April 4, 2011
Here's the situation as it stands. The ballot took place on March 28 and any strike action must be announced within 28 days of that date, or a new ballot has to take place. Unite must give the airline seven days' notice of any strike dates.
If a strike does take place -- and let's not forget that BA has already lost 22 days and millions of pounds over this dispute about cabin crew working conditions, so is desperate to prevent industrial action -- here's what the airline proposes:
All flights will operate as normal out of London Gatwick and London City (where the crew are on different contracts to the more militant crowd at Heathrow).
100 percent of long haul flights should operate from Heathrow.
Most, but not all, short haul flights will operate from Heathrow, although they may be on aircraft operated by other carriers.
So what's the possible impact on British cruise holidays?
The 28-day period from the last ballot ends on Easter Monday, April 25, so if your fly-cruise departs after that date, there is currently no threat of industrial action, although this may change.
Fortunately, the Mediterranean cruise season only starts in earnest from the end of April, and a lot of ships will just be arriving during the strike period from their repositioning cruises and so won't be affected. But several lines could be impacted:
According to a statement from Royal Caribbean Cruises Ltd., parent company for Royal Caribbean, Celebrity Cruises and Azamara Club Cruises, there are various plans in place to ensure that holidays are as unaffected as possible should a strike occur.
"In the event of any confirmed strikes, and based on how past such events have been managed, RCCL will set up a specialist team to arrange alternative transport for affected guests and manage any queries from concerned travellers. Past experience of similar strike action has seen [the company] re-book guests onto alternative airlines, coach transfer guests to other airports and support guests who are booked on a fly-cruise package in reaching their cruise departure destination."
MSC Cruises and Costa Cruises could also be affected as both have ships in the Mediterranean sailing from Savona, Genoa or Barcelona. Costa's spokesman simply says there will be a contingency plan; we'll keep you posted on MSC's plans.
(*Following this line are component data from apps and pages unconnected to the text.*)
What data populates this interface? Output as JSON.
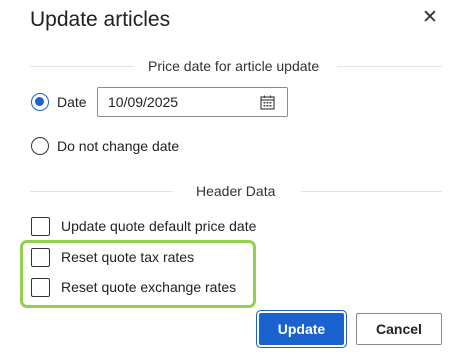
{
  "dialog": {
    "title": "Update articles",
    "close_glyph": "✕"
  },
  "price_section": {
    "header": "Price date for article update",
    "option_date_label": "Date",
    "option_date_selected": true,
    "date_value": "10/09/2025",
    "option_no_change_label": "Do not change date",
    "option_no_change_selected": false
  },
  "header_section": {
    "header": "Header Data",
    "checkboxes": [
      {
        "label": "Update quote default price date",
        "checked": false
      },
      {
        "label": "Reset quote tax rates",
        "checked": false
      },
      {
        "label": "Reset quote exchange rates",
        "checked": false
      }
    ]
  },
  "buttons": {
    "update_label": "Update",
    "cancel_label": "Cancel"
  },
  "colors": {
    "accent": "#1a63cf",
    "highlight": "#93d04f"
  },
  "icons": {
    "close": "close-icon",
    "calendar": "calendar-icon"
  }
}
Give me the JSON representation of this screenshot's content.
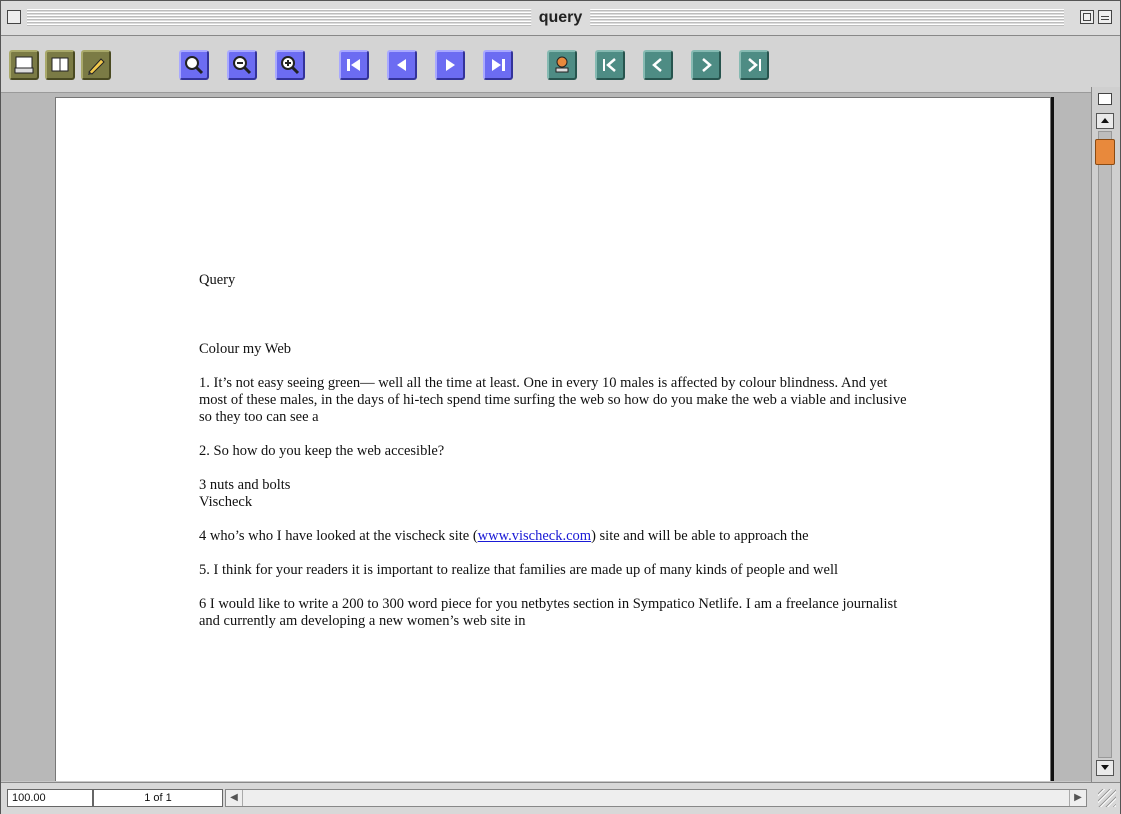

Voyages to Antiquity also starts its Med season during the strike period. A spokesman for the line confirmed that alternative flights would be found for passengers and crew, as they were with 100 percent success when the same happened last year.
Cunard's Queen Elizabeth and Queen Victoria are both on ex-U.K. sailings throughout April, so they won't be affected, while Queen Mary 2's transatlantic crossings should be safe as the one-way to New York incurred on each is long haul.
Holland America and NCL have fly-cruises scheduled from Barcelona and Venice. We're waiting to hear of any contingency plans they have in place. P&O Cruises isn't affected, as all its departures in April are ex-U.K.
The same is true (all departures are ex-U.K.) for Cruise & Maritime Voyages, Voyages of Discovery and both Saga Holidays ships.
Princess Cruises doesn't have ships in the Med during April, and as BA promises to operate long haul flights as scheduled, anybody joining a Princess vessel for a Caribbean fly-cruise via a BA flight should be okay.
But what if you're still hoping to book a cruise for the Easter period? Perhaps roundtrip U.K. is the most sensible option. There is still availability from all most British ports in April, for example, to the Western Mediterranean with P&O Cruises, or the Canaries with Royal Caribbean from Southampton. Cruise & Maritime Voyages can take you from Hull to the Baltic or the Norwegian Fjords, or London's Tilbury to France and the Channel Islands. There's also a getaway with Fred. Olsen from Liverpool to Spain and Portugal. All of these are roundtrip from the U.K., which means that cruisers can avoid the stress of flying and strike action altogether. For details of all of these, check out cruise deals on Cruise Critic U.K.
--by Sue Bryant, Cruise Critic Contributing Editor